U.S. Permanent Representative to the United Nations Ambassador Susan E. Rice today stated AIDS-related illnesses have claimed more than 25 million lives-far more than the death toll of any conflict during these past 30 years.
At the Security Council Debate on HIV/AIDS and International Security, Ms.Rice noted that just over a decade ago, the visionary leadership of former Vice President Al Gore andlate Richard Holbrooke, the Security Council took a monumental step to tackle the AIDS scourge.
“We are now entering the fourth decade of our collective struggle against this global pandemic. But the Council’s pledge to lessen the security implications of HIV/AIDS must not lose any of its urgency.”-Ms. Rice
According to Ms. Rice, the AIDS scourge has spared no region or nation on Earth, including my own. She said in all, more than 60 million people have been infected, and 16 million children have been orphaned.
Ms. Rice highlighted that two decades of often heroic international efforts to extend the lives of those living with HIV/AIDS have significantly alleviated the health effects of the disease. She noted that still most people living with HIV still lack access to treatment. She stressed that for every person who starts treatment, two more become infected.
“Even beyond this unfathomable human toll, there are very real security consequences of HIV/AIDS. Consider first the toll on human security. It strains communities, fractures families, reduces economic productivity, drives people into poverty, and pressures health sectors that are often already struggling to cope.”-Ms. Rice
Ms. Rice underscored that HIV/AIDS also has specific and complex links to more traditional security threats. In the last 30 years, the patterns of HIV/AIDS transmission and impact have evolved, and so has the world’s knowledge about the disease’s impact on security.
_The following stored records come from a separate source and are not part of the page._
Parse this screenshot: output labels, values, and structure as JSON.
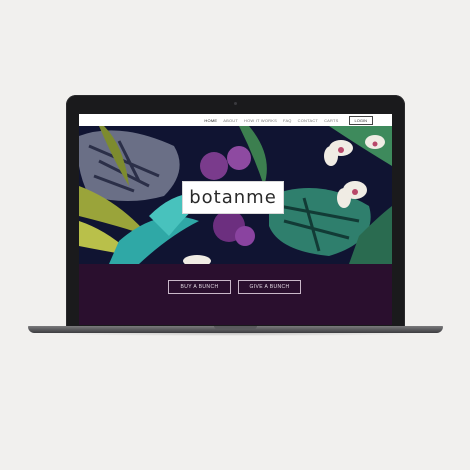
{
  "nav": {
    "links": [
      "HOME",
      "ABOUT",
      "HOW IT WORKS",
      "FAQ",
      "CONTACT",
      "CARTS"
    ],
    "login_label": "LOGIN"
  },
  "hero": {
    "logo": "botanme"
  },
  "cta": {
    "buy_label": "BUY A BUNCH",
    "give_label": "GIVE A BUNCH"
  },
  "colors": {
    "page_bg": "#f1f0ee",
    "cta_band": "#2a0f2e",
    "hero_bg": "#0f1230"
  }
}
According to Ms. Rice, when conflicts end, societies are more vulnerable to HIV-a particularly cruel burden on vulnerable populations and countries struggling to rebuild after conflicts. She said stressed that such states often find it especially difficult to ensure continuity of HIV prevention and AIDS treatment precisely when institutions are weak, capacities are low, and displaced populations are returning to their homes.